• _Exercise aim_
Could you write out every record below exactly, leaving the pictures out?

• _Supplied material_
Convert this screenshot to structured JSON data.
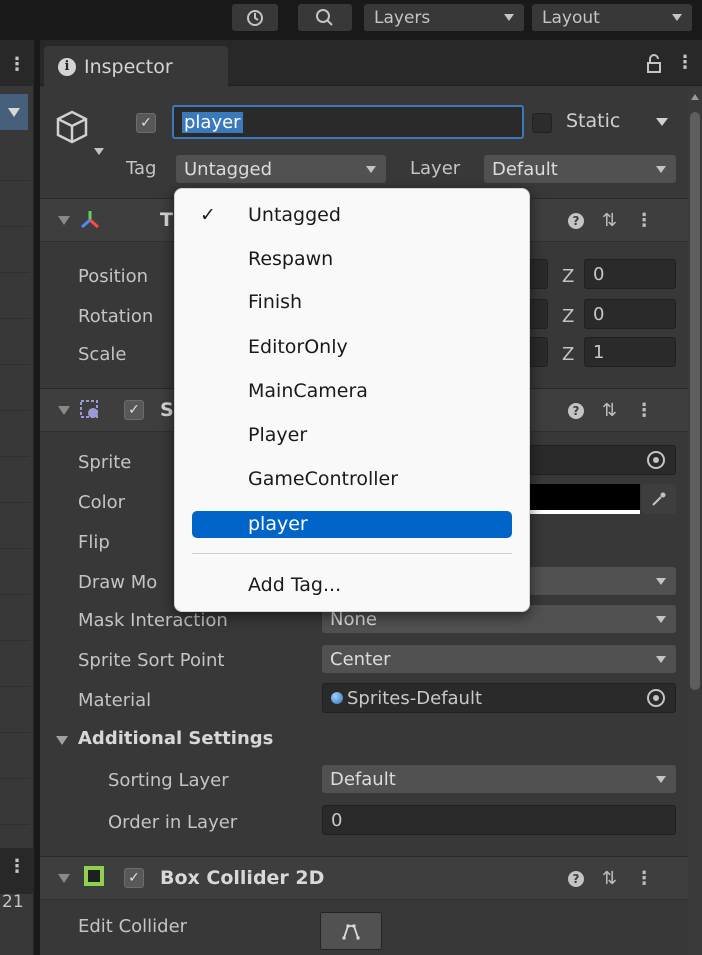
{
  "toolbar": {
    "layers_label": "Layers",
    "layout_label": "Layout"
  },
  "left_panel": {
    "row_number": "21"
  },
  "inspector": {
    "tab_label": "Inspector",
    "object_name": "player",
    "static_label": "Static",
    "tag_label": "Tag",
    "tag_value": "Untagged",
    "layer_label": "Layer",
    "layer_value": "Default"
  },
  "transform": {
    "title_initial": "T",
    "rows": [
      {
        "label": "Position",
        "z_label": "Z",
        "z_value": "0"
      },
      {
        "label": "Rotation",
        "z_label": "Z",
        "z_value": "0"
      },
      {
        "label": "Scale",
        "z_label": "Z",
        "z_value": "1"
      }
    ]
  },
  "sprite_renderer": {
    "title_initial": "S",
    "sprite_label": "Sprite",
    "color_label": "Color",
    "color_value": "#000000",
    "flip_label": "Flip",
    "draw_mode_label": "Draw Mo",
    "mask_label": "Mask Interaction",
    "mask_value": "None",
    "sort_point_label": "Sprite Sort Point",
    "sort_point_value": "Center",
    "material_label": "Material",
    "material_value": "Sprites-Default",
    "additional_label": "Additional Settings",
    "sorting_layer_label": "Sorting Layer",
    "sorting_layer_value": "Default",
    "order_label": "Order in Layer",
    "order_value": "0"
  },
  "box_collider": {
    "title": "Box Collider 2D",
    "edit_label": "Edit Collider",
    "accent_color": "#8fd14f"
  },
  "tag_menu": {
    "items": [
      "Untagged",
      "Respawn",
      "Finish",
      "EditorOnly",
      "MainCamera",
      "Player",
      "GameController",
      "player"
    ],
    "checked": "Untagged",
    "selected": "player",
    "add_label": "Add Tag...",
    "selected_color": "#0064c8"
  }
}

• _Task solution_
Convert this screenshot to structured JSON data.
{
  "toolbar": {
    "layers_label": "Layers",
    "layout_label": "Layout"
  },
  "left_panel": {
    "row_number": "21"
  },
  "inspector": {
    "tab_label": "Inspector",
    "object_name": "player",
    "static_label": "Static",
    "tag_label": "Tag",
    "tag_value": "Untagged",
    "layer_label": "Layer",
    "layer_value": "Default"
  },
  "transform": {
    "title_initial": "T",
    "rows": [
      {
        "label": "Position",
        "z_label": "Z",
        "z_value": "0"
      },
      {
        "label": "Rotation",
        "z_label": "Z",
        "z_value": "0"
      },
      {
        "label": "Scale",
        "z_label": "Z",
        "z_value": "1"
      }
    ]
  },
  "sprite_renderer": {
    "title_initial": "S",
    "sprite_label": "Sprite",
    "color_label": "Color",
    "color_value": "#000000",
    "flip_label": "Flip",
    "draw_mode_label": "Draw Mo",
    "mask_label": "Mask Interaction",
    "mask_value": "None",
    "sort_point_label": "Sprite Sort Point",
    "sort_point_value": "Center",
    "material_label": "Material",
    "material_value": "Sprites-Default",
    "additional_label": "Additional Settings",
    "sorting_layer_label": "Sorting Layer",
    "sorting_layer_value": "Default",
    "order_label": "Order in Layer",
    "order_value": "0"
  },
  "box_collider": {
    "title": "Box Collider 2D",
    "edit_label": "Edit Collider",
    "accent_color": "#8fd14f"
  },
  "tag_menu": {
    "items": [
      "Untagged",
      "Respawn",
      "Finish",
      "EditorOnly",
      "MainCamera",
      "Player",
      "GameController",
      "player"
    ],
    "checked": "Untagged",
    "selected": "player",
    "add_label": "Add Tag...",
    "selected_color": "#0064c8"
  }
}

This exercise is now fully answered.